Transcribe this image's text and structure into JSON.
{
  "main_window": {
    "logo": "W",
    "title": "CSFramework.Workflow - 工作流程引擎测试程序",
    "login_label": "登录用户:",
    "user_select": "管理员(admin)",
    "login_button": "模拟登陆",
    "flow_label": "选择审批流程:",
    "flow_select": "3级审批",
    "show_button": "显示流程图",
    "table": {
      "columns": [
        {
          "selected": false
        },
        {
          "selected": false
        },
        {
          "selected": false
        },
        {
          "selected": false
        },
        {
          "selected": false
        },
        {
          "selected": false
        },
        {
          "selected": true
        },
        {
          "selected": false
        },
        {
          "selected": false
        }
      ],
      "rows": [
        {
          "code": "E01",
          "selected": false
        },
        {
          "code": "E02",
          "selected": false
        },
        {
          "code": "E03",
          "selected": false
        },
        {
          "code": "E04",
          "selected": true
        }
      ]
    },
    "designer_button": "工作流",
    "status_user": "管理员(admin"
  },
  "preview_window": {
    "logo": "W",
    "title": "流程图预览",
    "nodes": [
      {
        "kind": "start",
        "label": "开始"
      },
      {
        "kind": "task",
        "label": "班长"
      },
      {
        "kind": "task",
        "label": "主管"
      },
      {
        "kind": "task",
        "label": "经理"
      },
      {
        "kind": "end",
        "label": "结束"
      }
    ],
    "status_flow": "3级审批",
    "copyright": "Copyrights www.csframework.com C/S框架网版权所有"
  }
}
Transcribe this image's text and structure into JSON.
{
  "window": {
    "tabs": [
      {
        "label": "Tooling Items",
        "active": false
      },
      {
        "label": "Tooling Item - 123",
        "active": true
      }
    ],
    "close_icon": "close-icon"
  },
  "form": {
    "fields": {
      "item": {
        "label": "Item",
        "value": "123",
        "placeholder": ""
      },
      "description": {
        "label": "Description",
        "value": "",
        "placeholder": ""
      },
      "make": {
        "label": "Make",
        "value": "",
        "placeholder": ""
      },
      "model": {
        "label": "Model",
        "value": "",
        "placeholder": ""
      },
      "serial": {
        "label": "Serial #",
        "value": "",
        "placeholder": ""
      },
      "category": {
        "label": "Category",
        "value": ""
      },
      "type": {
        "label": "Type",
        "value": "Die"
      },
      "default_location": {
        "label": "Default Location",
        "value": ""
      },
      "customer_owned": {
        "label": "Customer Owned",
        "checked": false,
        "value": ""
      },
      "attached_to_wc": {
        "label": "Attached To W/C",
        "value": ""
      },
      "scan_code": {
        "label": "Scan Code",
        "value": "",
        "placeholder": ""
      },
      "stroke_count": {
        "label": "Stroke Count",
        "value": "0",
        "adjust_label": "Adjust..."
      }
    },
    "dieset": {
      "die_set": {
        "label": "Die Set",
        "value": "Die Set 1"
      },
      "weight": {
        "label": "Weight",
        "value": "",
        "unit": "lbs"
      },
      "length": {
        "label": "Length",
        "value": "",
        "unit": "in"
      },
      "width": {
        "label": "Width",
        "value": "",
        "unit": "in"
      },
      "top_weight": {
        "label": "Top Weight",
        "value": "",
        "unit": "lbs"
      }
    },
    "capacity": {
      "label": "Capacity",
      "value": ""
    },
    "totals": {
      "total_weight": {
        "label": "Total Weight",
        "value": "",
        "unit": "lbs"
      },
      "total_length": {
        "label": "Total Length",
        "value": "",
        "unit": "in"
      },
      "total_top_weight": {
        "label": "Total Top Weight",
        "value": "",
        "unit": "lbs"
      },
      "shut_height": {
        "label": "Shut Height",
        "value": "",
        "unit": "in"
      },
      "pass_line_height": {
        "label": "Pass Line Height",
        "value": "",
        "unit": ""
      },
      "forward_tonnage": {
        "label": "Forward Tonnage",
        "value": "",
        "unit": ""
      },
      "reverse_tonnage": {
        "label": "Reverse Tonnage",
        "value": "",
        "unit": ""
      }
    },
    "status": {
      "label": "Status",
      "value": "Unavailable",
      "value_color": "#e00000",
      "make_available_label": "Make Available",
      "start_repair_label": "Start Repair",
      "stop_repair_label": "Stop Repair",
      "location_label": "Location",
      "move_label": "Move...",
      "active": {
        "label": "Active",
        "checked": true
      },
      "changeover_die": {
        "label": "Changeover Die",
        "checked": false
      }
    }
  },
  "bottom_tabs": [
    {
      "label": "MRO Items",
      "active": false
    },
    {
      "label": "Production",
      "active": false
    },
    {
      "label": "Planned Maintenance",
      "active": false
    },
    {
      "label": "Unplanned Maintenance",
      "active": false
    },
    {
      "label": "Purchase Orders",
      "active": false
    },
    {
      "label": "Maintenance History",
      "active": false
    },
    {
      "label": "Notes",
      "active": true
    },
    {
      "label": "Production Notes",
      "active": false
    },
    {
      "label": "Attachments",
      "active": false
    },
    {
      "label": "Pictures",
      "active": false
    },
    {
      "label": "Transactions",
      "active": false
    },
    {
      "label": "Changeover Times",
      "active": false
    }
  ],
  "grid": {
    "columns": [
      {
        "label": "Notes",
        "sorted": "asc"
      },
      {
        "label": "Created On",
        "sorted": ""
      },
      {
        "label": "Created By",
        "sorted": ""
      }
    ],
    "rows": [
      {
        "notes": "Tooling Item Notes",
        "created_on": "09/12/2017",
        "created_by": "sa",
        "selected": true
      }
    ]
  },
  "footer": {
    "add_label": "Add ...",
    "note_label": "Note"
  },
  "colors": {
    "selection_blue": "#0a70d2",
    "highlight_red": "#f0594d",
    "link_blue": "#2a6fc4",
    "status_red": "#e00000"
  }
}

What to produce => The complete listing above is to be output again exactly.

Output of the task =>
Transcribe this image's text and structure into JSON.
{
  "main_window": {
    "logo": "W",
    "title": "CSFramework.Workflow - 工作流程引擎测试程序",
    "login_label": "登录用户:",
    "user_select": "管理员(admin)",
    "login_button": "模拟登陆",
    "flow_label": "选择审批流程:",
    "flow_select": "3级审批",
    "show_button": "显示流程图",
    "table": {
      "columns": [
        {
          "selected": false
        },
        {
          "selected": false
        },
        {
          "selected": false
        },
        {
          "selected": false
        },
        {
          "selected": false
        },
        {
          "selected": false
        },
        {
          "selected": true
        },
        {
          "selected": false
        },
        {
          "selected": false
        }
      ],
      "rows": [
        {
          "code": "E01",
          "selected": false
        },
        {
          "code": "E02",
          "selected": false
        },
        {
          "code": "E03",
          "selected": false
        },
        {
          "code": "E04",
          "selected": true
        }
      ]
    },
    "designer_button": "工作流",
    "status_user": "管理员(admin"
  },
  "preview_window": {
    "logo": "W",
    "title": "流程图预览",
    "nodes": [
      {
        "kind": "start",
        "label": "开始"
      },
      {
        "kind": "task",
        "label": "班长"
      },
      {
        "kind": "task",
        "label": "主管"
      },
      {
        "kind": "task",
        "label": "经理"
      },
      {
        "kind": "end",
        "label": "结束"
      }
    ],
    "status_flow": "3级审批",
    "copyright": "Copyrights www.csframework.com C/S框架网版权所有"
  }
}
Transcribe this image's text and structure into JSON.
{
  "window": {
    "tabs": [
      {
        "label": "Tooling Items",
        "active": false
      },
      {
        "label": "Tooling Item - 123",
        "active": true
      }
    ],
    "close_icon": "close-icon"
  },
  "form": {
    "fields": {
      "item": {
        "label": "Item",
        "value": "123",
        "placeholder": ""
      },
      "description": {
        "label": "Description",
        "value": "",
        "placeholder": ""
      },
      "make": {
        "label": "Make",
        "value": "",
        "placeholder": ""
      },
      "model": {
        "label": "Model",
        "value": "",
        "placeholder": ""
      },
      "serial": {
        "label": "Serial #",
        "value": "",
        "placeholder": ""
      },
      "category": {
        "label": "Category",
        "value": ""
      },
      "type": {
        "label": "Type",
        "value": "Die"
      },
      "default_location": {
        "label": "Default Location",
        "value": ""
      },
      "customer_owned": {
        "label": "Customer Owned",
        "checked": false,
        "value": ""
      },
      "attached_to_wc": {
        "label": "Attached To W/C",
        "value": ""
      },
      "scan_code": {
        "label": "Scan Code",
        "value": "",
        "placeholder": ""
      },
      "stroke_count": {
        "label": "Stroke Count",
        "value": "0",
        "adjust_label": "Adjust..."
      }
    },
    "dieset": {
      "die_set": {
        "label": "Die Set",
        "value": "Die Set 1"
      },
      "weight": {
        "label": "Weight",
        "value": "",
        "unit": "lbs"
      },
      "length": {
        "label": "Length",
        "value": "",
        "unit": "in"
      },
      "width": {
        "label": "Width",
        "value": "",
        "unit": "in"
      },
      "top_weight": {
        "label": "Top Weight",
        "value": "",
        "unit": "lbs"
      }
    },
    "capacity": {
      "label": "Capacity",
      "value": ""
    },
    "totals": {
      "total_weight": {
        "label": "Total Weight",
        "value": "",
        "unit": "lbs"
      },
      "total_length": {
        "label": "Total Length",
        "value": "",
        "unit": "in"
      },
      "total_top_weight": {
        "label": "Total Top Weight",
        "value": "",
        "unit": "lbs"
      },
      "shut_height": {
        "label": "Shut Height",
        "value": "",
        "unit": "in"
      },
      "pass_line_height": {
        "label": "Pass Line Height",
        "value": "",
        "unit": ""
      },
      "forward_tonnage": {
        "label": "Forward Tonnage",
        "value": "",
        "unit": ""
      },
      "reverse_tonnage": {
        "label": "Reverse Tonnage",
        "value": "",
        "unit": ""
      }
    },
    "status": {
      "label": "Status",
      "value": "Unavailable",
      "value_color": "#e00000",
      "make_available_label": "Make Available",
      "start_repair_label": "Start Repair",
      "stop_repair_label": "Stop Repair",
      "location_label": "Location",
      "move_label": "Move...",
      "active": {
        "label": "Active",
        "checked": true
      },
      "changeover_die": {
        "label": "Changeover Die",
        "checked": false
      }
    }
  },
  "bottom_tabs": [
    {
      "label": "MRO Items",
      "active": false
    },
    {
      "label": "Production",
      "active": false
    },
    {
      "label": "Planned Maintenance",
      "active": false
    },
    {
      "label": "Unplanned Maintenance",
      "active": false
    },
    {
      "label": "Purchase Orders",
      "active": false
    },
    {
      "label": "Maintenance History",
      "active": false
    },
    {
      "label": "Notes",
      "active": true
    },
    {
      "label": "Production Notes",
      "active": false
    },
    {
      "label": "Attachments",
      "active": false
    },
    {
      "label": "Pictures",
      "active": false
    },
    {
      "label": "Transactions",
      "active": false
    },
    {
      "label": "Changeover Times",
      "active": false
    }
  ],
  "grid": {
    "columns": [
      {
        "label": "Notes",
        "sorted": "asc"
      },
      {
        "label": "Created On",
        "sorted": ""
      },
      {
        "label": "Created By",
        "sorted": ""
      }
    ],
    "rows": [
      {
        "notes": "Tooling Item Notes",
        "created_on": "09/12/2017",
        "created_by": "sa",
        "selected": true
      }
    ]
  },
  "footer": {
    "add_label": "Add ...",
    "note_label": "Note"
  },
  "colors": {
    "selection_blue": "#0a70d2",
    "highlight_red": "#f0594d",
    "link_blue": "#2a6fc4",
    "status_red": "#e00000"
  }
}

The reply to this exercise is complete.